Meet my family. Refugees from Vietnam.
My dad, Kiet, saw the last American helicopter leave the capital and dodged bullets as southern Vietnam surrendered to the northern communists. His parents sold everything to send their youngest son (of 9) in a boat out of the country.
Meet my mom, Camdi. A poor kid who scrambled together money to buy her way on to a boat out of her country. Both not knowing where their boats would take them. But anywhere was better than there. Anywhere was better than dead.
This is the story of refugees. Two people who found each other after years apart. Two people who gave up their money, families and lives they knew, for one chance out of hell. And when they finally made it out, when they finally found their home in the U.S., they worked and worked to find a way to simply live. Every day, grateful that this country gave them a chance. Grateful for the air they breathe.
They built a restaurant, grew it, gave away food to any homeless man or woman who came to their doors. If you forgot your wallet, they would say come back another time, we trust you. They worked to treat every person with the care that they received when they first arrived to this foreign land.
My brother, sister and I grew up here, in a small home in a great neighborhood. A household that was rooted in gratitude. We were always told how lucky we were to be here -- safe and together. I never knew how truly lucky I was until today as I see families being torn apart. Lost from each other when already being lost from their home country.

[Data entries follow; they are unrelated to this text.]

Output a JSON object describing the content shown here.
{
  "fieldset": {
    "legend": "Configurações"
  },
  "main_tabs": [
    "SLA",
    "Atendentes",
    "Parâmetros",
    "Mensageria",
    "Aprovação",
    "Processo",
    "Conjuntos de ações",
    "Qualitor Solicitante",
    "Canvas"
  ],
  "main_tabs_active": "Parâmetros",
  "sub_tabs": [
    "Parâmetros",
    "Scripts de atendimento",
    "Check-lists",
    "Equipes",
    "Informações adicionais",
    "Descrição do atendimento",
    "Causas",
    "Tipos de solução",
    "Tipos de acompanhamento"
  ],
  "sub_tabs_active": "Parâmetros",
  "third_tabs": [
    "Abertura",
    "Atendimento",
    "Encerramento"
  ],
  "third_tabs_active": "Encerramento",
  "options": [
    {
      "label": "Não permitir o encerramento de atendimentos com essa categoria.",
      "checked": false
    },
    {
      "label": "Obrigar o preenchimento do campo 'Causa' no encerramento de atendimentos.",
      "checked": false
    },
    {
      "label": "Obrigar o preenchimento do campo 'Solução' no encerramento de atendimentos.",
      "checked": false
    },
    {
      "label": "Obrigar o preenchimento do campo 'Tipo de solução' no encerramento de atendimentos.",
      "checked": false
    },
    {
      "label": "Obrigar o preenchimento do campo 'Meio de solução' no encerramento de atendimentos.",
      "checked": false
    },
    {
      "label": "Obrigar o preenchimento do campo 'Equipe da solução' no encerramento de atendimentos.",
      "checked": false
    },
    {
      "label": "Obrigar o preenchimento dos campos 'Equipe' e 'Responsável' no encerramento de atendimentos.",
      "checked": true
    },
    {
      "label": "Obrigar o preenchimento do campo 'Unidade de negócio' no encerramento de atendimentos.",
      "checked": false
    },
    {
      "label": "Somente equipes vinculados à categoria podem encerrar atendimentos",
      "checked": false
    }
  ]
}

My parents worked all the time. They ran the whole thing themselves, squirreling away every penny to pay for our college. To pay for our simple clothes. They brought us to work. The restaurant was our baby sitter. Carrots were our drum sticks. Rice bags our pillows. Homework was done between the dinner rush and bussing tables.
My mom would come home with giant blisters from the oil burner. My dad developed arthritis in his hands at a young age. His stubborn self still refuses to see someone about it. Our house always smelled of the boiled eggs they used to rub on their sore joints and the herbs they used for their magic soup. I remember going to school and kids teasing me about the smell of eggs on my clothes.
Today, my brother is a programmer for a startup in Minneapolis and builds fun apps on the side. He has two amazing daughters who are at the top of their class and love to dance and play violin. My sister works for a logistics company and manages giant corporate deliveries. They both own little homes in Minneapolis and are huge sports fans. Both are married to amazing Midwestern people. I’m the founder of the first and largest coworking community in Phoenix. Every day, I get to help people realize their full potential, build a life for themselves and contribute to the local community around them. Some are quite literally changing the world.
We pay taxes. Our kids go to school here and laugh and play just like all other kids. I was teased for looking different. I was in special classes because I had trouble with reading. I love burgers, ranch and Mac and Cheese. I love it here. I’m lucky to have a handsome, unbelievablly hot, feminist husband and a fiesty daughter who challenges me to leave her a world in a better place than when I received it. Sometimes I’m not sure I can do that.
This is the story of my refugee family.
Now take it and apply it to every immigrant you know and tell me how it makes sense to take me away from my parents. Our stories are not very different. Look at this picture of me and my siblings and my parents with their success perms, incredible work ethic, empathy and tell me how I would have been better off separated from them. Tell me how this story ends if my parents were turned away when they were found in the middle of the ocean.
Today I signed to support FWD.us as a coalition member with a goal of supporting an immigration policy that rebuilds the middle class, creates a path to citizenship for the undocumented, and smart border security. FWD.us #CelebrateImmigrants